When a financial institution has an FF agreement, it regularly assigns the loans categorized as non-performing to its partner. Otherwise, without FF, the bank or non-bank company is required to package the overdue loans in separate portfolios and to organize tenders to sell them. Organizing the auction costs time and effort and the price achieved is usually below the nominal value.

FF are widely used by non-financial companies, such as telecoms and utilities, where periodic payments by many customers make up the bulk of the cash flow. In Western Europe, and increasingly in the Central and Eastern European countries, suppliers prefer contract security instead of postponement and negotiation for individual portfolios. There is also one more very important reason for the increasing number of FF deals – the limitation for periodic payments for utility services (telecommunication, electricity, water) in Bulgaria and in other countries, that is three years, while for the debts charged for other services is five years. This requires much quicker responses if the lender wants to collect its debt.

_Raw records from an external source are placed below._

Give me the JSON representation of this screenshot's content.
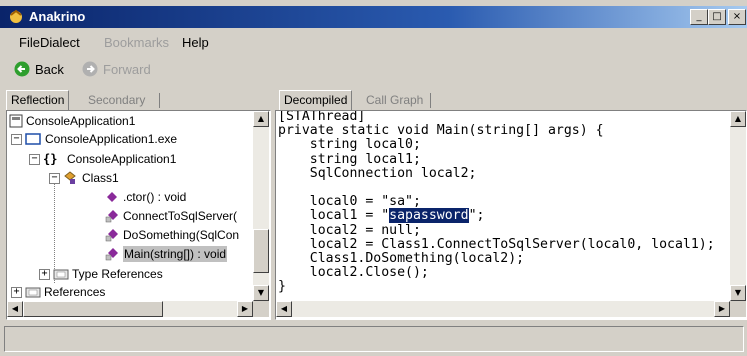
{
  "window": {
    "title": "Anakrino",
    "controls": {
      "minimize": "_",
      "maximize": "□",
      "close": "×"
    }
  },
  "menu": {
    "items": [
      {
        "label": "File",
        "enabled": true
      },
      {
        "label": "Dialect",
        "enabled": true
      },
      {
        "label": "Bookmarks",
        "enabled": false
      },
      {
        "label": "Help",
        "enabled": true
      }
    ]
  },
  "toolbar": {
    "back_label": "Back",
    "forward_label": "Forward",
    "back_color": "#2e9e2e",
    "forward_color": "#b0b0b0"
  },
  "left_panel": {
    "tabs": [
      {
        "label": "Reflection",
        "active": true
      },
      {
        "label": "Secondary",
        "active": false
      }
    ],
    "tree": [
      {
        "label": "ConsoleApplication1",
        "icon": "assembly-icon",
        "expander": ""
      },
      {
        "label": "ConsoleApplication1.exe",
        "icon": "module-icon",
        "expander": "−"
      },
      {
        "label": "ConsoleApplication1",
        "icon": "namespace-icon",
        "expander": "−"
      },
      {
        "label": "Class1",
        "icon": "class-icon",
        "expander": "−"
      },
      {
        "label": ".ctor() : void",
        "icon": "method-icon",
        "expander": ""
      },
      {
        "label": "ConnectToSqlServer(",
        "icon": "private-method-icon",
        "expander": ""
      },
      {
        "label": "DoSomething(SqlCon",
        "icon": "private-method-icon",
        "expander": ""
      },
      {
        "label": "Main(string[]) : void",
        "icon": "private-method-icon",
        "expander": "",
        "selected": true
      },
      {
        "label": "Type References",
        "icon": "folder-icon",
        "expander": "+"
      },
      {
        "label": "References",
        "icon": "folder-icon",
        "expander": "+"
      }
    ]
  },
  "right_panel": {
    "tabs": [
      {
        "label": "Decompiled",
        "active": true
      },
      {
        "label": "Call Graph",
        "active": false
      }
    ],
    "code": {
      "before": "[STAThread]\nprivate static void Main(string[] args) {\n    string local0;\n    string local1;\n    SqlConnection local2;\n\n    local0 = \"sa\";\n    local1 = \"",
      "highlight": "sapassword",
      "after": "\";\n    local2 = null;\n    local2 = Class1.ConnectToSqlServer(local0, local1);\n    Class1.DoSomething(local2);\n    local2.Close();\n}"
    }
  },
  "colors": {
    "titlebar_start": "#0a246a",
    "titlebar_end": "#a6caf0",
    "chrome": "#d4d0c8",
    "selection": "#0a246a"
  }
}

It seems that FF will be the next level for faster and more efficient services at lower cost.